** TASK STATEMENT **
Begin with the line containing "Serialize everything readable" and copy every line after it to the end of the entries, exactly, leaving out the lines before it.

(GIVEN DATA begins)

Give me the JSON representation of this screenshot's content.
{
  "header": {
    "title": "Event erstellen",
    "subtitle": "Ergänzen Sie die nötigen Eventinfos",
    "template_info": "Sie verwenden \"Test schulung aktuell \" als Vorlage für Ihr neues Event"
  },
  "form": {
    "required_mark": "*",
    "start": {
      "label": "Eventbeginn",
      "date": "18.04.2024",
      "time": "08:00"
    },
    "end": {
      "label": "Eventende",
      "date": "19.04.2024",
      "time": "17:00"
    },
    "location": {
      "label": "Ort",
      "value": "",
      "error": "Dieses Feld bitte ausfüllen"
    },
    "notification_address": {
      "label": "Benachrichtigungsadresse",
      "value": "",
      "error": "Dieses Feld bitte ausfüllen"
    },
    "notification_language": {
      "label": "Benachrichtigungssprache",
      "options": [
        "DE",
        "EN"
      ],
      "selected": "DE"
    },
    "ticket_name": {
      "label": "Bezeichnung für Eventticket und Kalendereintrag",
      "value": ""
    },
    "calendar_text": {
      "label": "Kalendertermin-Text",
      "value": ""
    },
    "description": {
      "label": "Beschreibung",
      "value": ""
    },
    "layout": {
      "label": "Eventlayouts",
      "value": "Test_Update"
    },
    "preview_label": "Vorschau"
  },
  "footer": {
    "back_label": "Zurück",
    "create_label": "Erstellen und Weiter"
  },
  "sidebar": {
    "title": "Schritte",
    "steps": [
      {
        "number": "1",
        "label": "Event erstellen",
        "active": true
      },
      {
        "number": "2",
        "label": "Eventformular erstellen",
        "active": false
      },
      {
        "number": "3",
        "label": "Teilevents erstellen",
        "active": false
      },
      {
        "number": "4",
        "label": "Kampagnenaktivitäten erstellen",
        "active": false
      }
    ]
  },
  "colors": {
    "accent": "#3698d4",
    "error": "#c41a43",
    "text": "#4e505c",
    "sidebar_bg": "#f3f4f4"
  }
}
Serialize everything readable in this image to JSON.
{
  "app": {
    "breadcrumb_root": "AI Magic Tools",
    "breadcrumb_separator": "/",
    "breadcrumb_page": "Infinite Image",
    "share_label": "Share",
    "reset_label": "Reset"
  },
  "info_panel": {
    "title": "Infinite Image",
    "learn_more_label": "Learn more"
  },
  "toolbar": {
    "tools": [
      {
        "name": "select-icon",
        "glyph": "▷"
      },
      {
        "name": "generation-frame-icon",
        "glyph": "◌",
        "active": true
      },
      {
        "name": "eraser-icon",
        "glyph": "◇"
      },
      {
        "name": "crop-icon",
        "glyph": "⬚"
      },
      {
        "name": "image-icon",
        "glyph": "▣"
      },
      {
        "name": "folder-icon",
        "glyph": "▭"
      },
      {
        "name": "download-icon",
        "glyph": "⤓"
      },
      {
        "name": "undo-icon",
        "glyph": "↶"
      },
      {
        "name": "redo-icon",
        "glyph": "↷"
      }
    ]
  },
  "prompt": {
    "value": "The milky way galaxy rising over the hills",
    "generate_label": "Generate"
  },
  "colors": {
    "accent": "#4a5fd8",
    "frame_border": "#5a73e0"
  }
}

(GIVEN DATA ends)

** WRITTEN ANSWER **
Serialize everything readable in this image to JSON.
{
  "app": {
    "breadcrumb_root": "AI Magic Tools",
    "breadcrumb_separator": "/",
    "breadcrumb_page": "Infinite Image",
    "share_label": "Share",
    "reset_label": "Reset"
  },
  "info_panel": {
    "title": "Infinite Image",
    "learn_more_label": "Learn more"
  },
  "toolbar": {
    "tools": [
      {
        "name": "select-icon",
        "glyph": "▷"
      },
      {
        "name": "generation-frame-icon",
        "glyph": "◌",
        "active": true
      },
      {
        "name": "eraser-icon",
        "glyph": "◇"
      },
      {
        "name": "crop-icon",
        "glyph": "⬚"
      },
      {
        "name": "image-icon",
        "glyph": "▣"
      },
      {
        "name": "folder-icon",
        "glyph": "▭"
      },
      {
        "name": "download-icon",
        "glyph": "⤓"
      },
      {
        "name": "undo-icon",
        "glyph": "↶"
      },
      {
        "name": "redo-icon",
        "glyph": "↷"
      }
    ]
  },
  "prompt": {
    "value": "The milky way galaxy rising over the hills",
    "generate_label": "Generate"
  },
  "colors": {
    "accent": "#4a5fd8",
    "frame_border": "#5a73e0"
  }
}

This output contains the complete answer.